In Science this week, a multi-institute team of researchers report on mouse data showing that genetic factors influence Ebola infection outcomes. To date, mice have not been effective models for the disease because they do not display the hallmark symptoms of infection in humans. The investigators tested the effects of the Zaire strain of the virus on Collaborative Cross mice — a cross of five classic lab strains and three wild-type strains — and found that animals with certain genetic backgrounds were susceptible to Ebola while others were resistant. An analysis of the genomes of the mice pointed to an allele of the Tek gene, which activates coagulation factors, are possibly affecting susceptibility to infection. GenomeWeb Daily News has more on this study here.

Also in Science, a group of Japanese scientists describe the identification of a gene in male persimmon plants that determines flower sex. The gene encodes a small RNA that stops female organ development, suggesting it is a key player in dioecy, which occurs in less than 10 percent of all flowering plants. The researchers noted that small RNAs have also been shown to be involved in determining the sex of animals, pointing to the possibility of similarities in the sex-determination mechanisms across organisms.

The Scan

Billions for Antivirals

The US is putting $3.2 billion toward a program to develop antivirals to treat COVID-19 in its early stages, the Wall Street Journal reports.

NFT of the Web

Tim Berners-Lee, who developed the World Wide Web, is auctioning its original source code as a non-fungible token, Reuters reports.

23andMe on the Nasdaq

23andMe's shares rose more than 20 percent following its merger with a special purpose acquisition company, as GenomeWeb has reported.

Science Papers Present GWAS of Brain Structure, System for Controlled Gene Transfer
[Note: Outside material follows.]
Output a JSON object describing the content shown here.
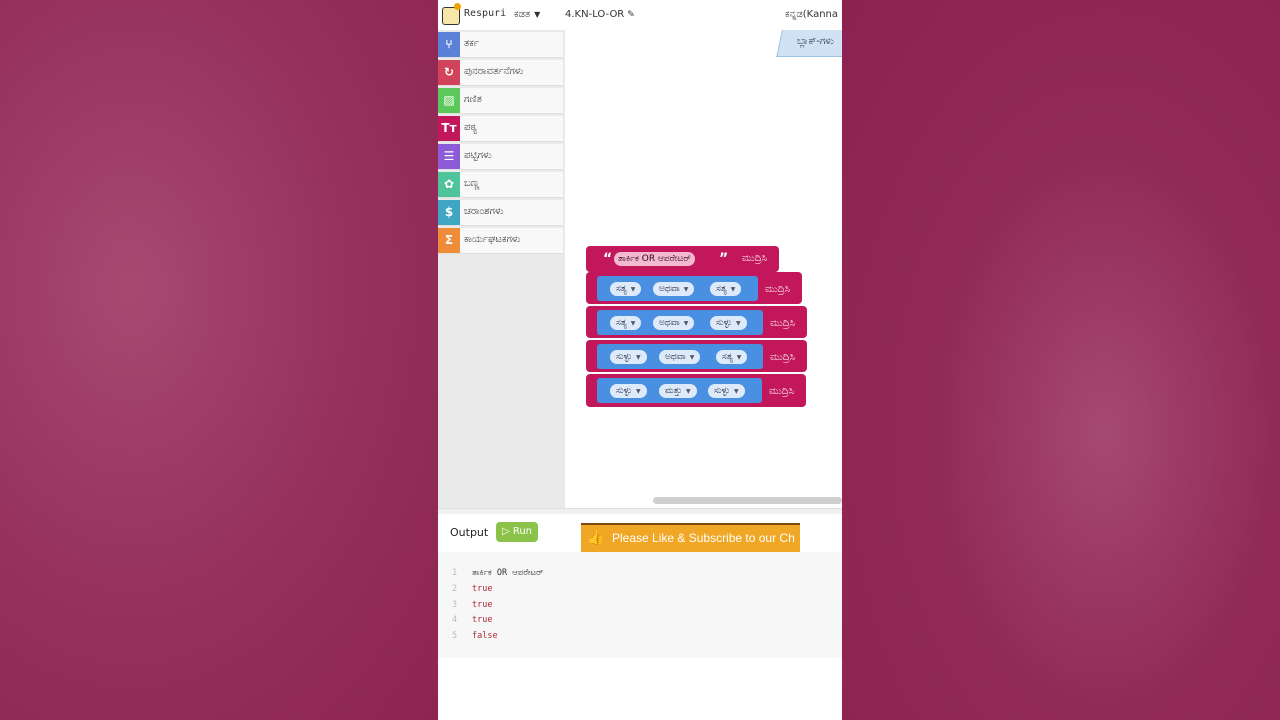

In Science this week: genome-wide association study ties variants to white matter stricture in the brain, and more.